Mezcal Vago Ensambles
For those of you mezcal nerds that have been paying attention, we over here at Vago have been slowly expanding our ensamble selections over the past year. You are all most likely familiar with Tío Rey’s Ensamble en Barro, which we have been doing since day one. But starting with the sought-after Curry-30 batch back in 2016, we have been encouraging the mezcaleros we work with to pursue their natural instincts to experiment with blending flavors from different agave varietals into a single, complete mezcal with an intriguing and complex profile.
Let’s just say, we have been blown away by the results. Each of these mezcals are cohesive and truly representative of each mezcalero’s style, but at the same time singular, capturing one moment in the season when the recipe was purely dictated by nature. As many mezcaleros and cantineros here in Oaxaca City will attest to, this method of production is a very accurate window into the past of mezcal, before the boom in global demand created tastes and expressions that catered to an international curiosity to understand the incredible biodiversity of Oaxaca and the flavors provided by each agave that exists in it. Being subsistence farmers in remote locations, mezcaleros of previous generations were typically producing mezcal but a few years each year; when time, season, and availability allowed.
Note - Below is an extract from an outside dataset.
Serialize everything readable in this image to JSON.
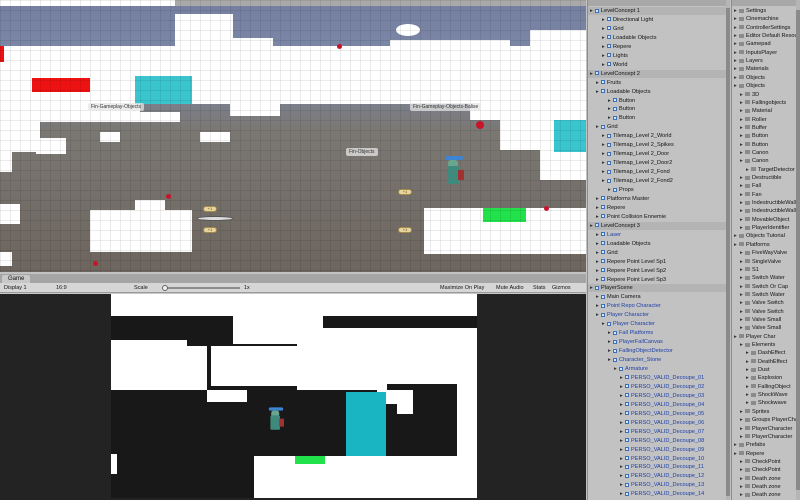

Few had enough land to grow large swaths of different varieties, or the funds to purchase enough of one species to fill an horno. As such, they were typically filling their pits with whatever they could scrape together in the sun-baked hillsides. This practice typically resulted in ever-evolving batches of mezcal that evolved with the environment, akin to a farmer’s blend in wine producing regions. While this practice made consistency of flavor something rare, consistency of quality was enjoyed alongside diversity of flavors.
Having watched this evolution of profiles become so closely cherished by fans of Tío Rey’s Ensambles, as they often recite their favorite batches when we sit in their mezcalerías, we have encouraged this freedom to experiment with other artists we work with. The results have been stellar. For both those that have, and have not been keeping track, we have included a chart with the history of the ensambles from both Aquilino and Emigdio. We highly encourage you mezcal hunters to try and trade on groups like Smoked Agave or visit your closest mezcalería to see which ones they currently have on the backbar, or already in their glass.